MR STANHOPE (continuing):
questions to be repetitive. I was simply mulling over the fact that the shadow treasurer has used exactly the same supplementary question as the Leader of the Opposition.
As I just explained to the Leader of the Opposition, these are questions which the Leader of the Opposition will pursue during the estimates hearings on the budget and which, unfortunately, the shadow treasurer will not have an opportunity to pursue because he has been left off the estimates committee. The Liberal Party have this quite quaint managerial arrangement where, in relation to the most significant examination of budgets and budget matters, you do not engage the shadow treasurer.
Mrs Dunne: On a point of order: standing order 118 (a) requires the minister to be concise and compliant to the subject matter of the question. The subject matter is: did Mr Costello provide advice to the government on how to bring the GFS into surplus? It is not the same supplementary question as the previous supplementary question.
MR STANHOPE: I have answered the question.
MR SPEAKER: Thank you, then, if you have answered it.
MR STANHOPE: I have answered the question, but I will repeat it. Mr Costello and Mr Greg Smith have prepared detailed advice to the government on a range of issues on the full suite of government service delivery and a whole range of governance issues. I have explained in detail that there are very good reasons for this. I explained most of this during the period that Mr Mulcahy was overseas. I have explained in detail over the last five or six weeks during Mr Mulcahy's absence why it is important that the report which the government has received be retained as cabinet-in-confidence. There are very good reasons for that.
Everybody that has ever been in government knows that. Certainly everybody that has sought to understand cabinet governance, the importance of cabinet government and the strengths which cabinet government delivers knows that. It is central to our Westminster notions. One of the central notions of Westminster and the strength of our democracy is cabinet government. One of the essential features of cabinet government is the capacity for cabinet to treat in confidence a whole range or raft of information.
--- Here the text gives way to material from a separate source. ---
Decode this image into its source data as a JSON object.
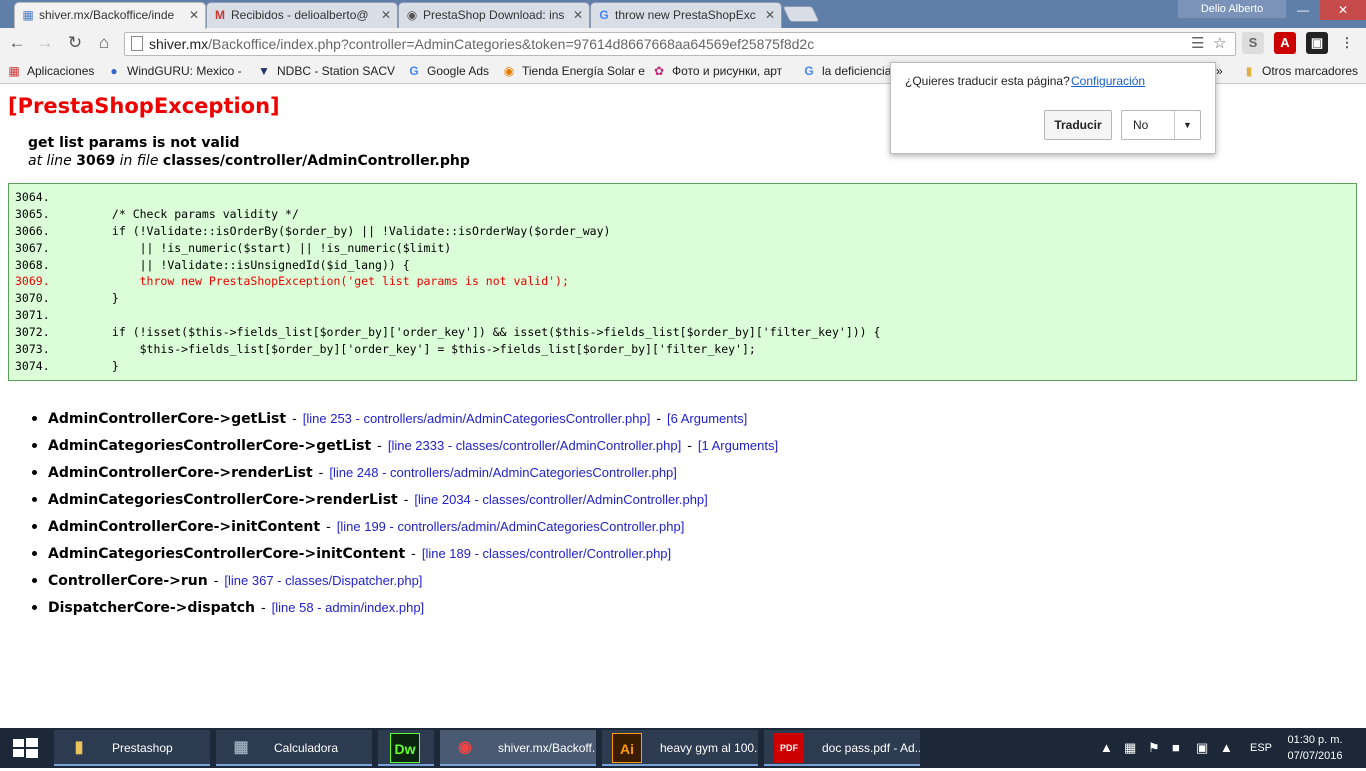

This is the principle which every government that has adopted the Westminster system of cabinet government embraces. We had an interesting debate on this last week.
We all know the extent to which the previous government embraced cabinet government and its inherent strengths. That is why, when in government, the Liberal Party—in cabinets of which Mr Smyth and Mr Stefaniak were members—documents on the Bruce Stadium fiasco, on the hospital implosion and on the Hall/Kinlyside land scandal were never released. I assume that, in relation to the decisions which the then government made on those particular issues, it relied on the advice provided to them. At least one hopes that they relied to some extent on that advice. It is probably a shocking defamation of those officials who prepared those advisings if the actions which subsequently followed were recommended to you by officials. But that is another story.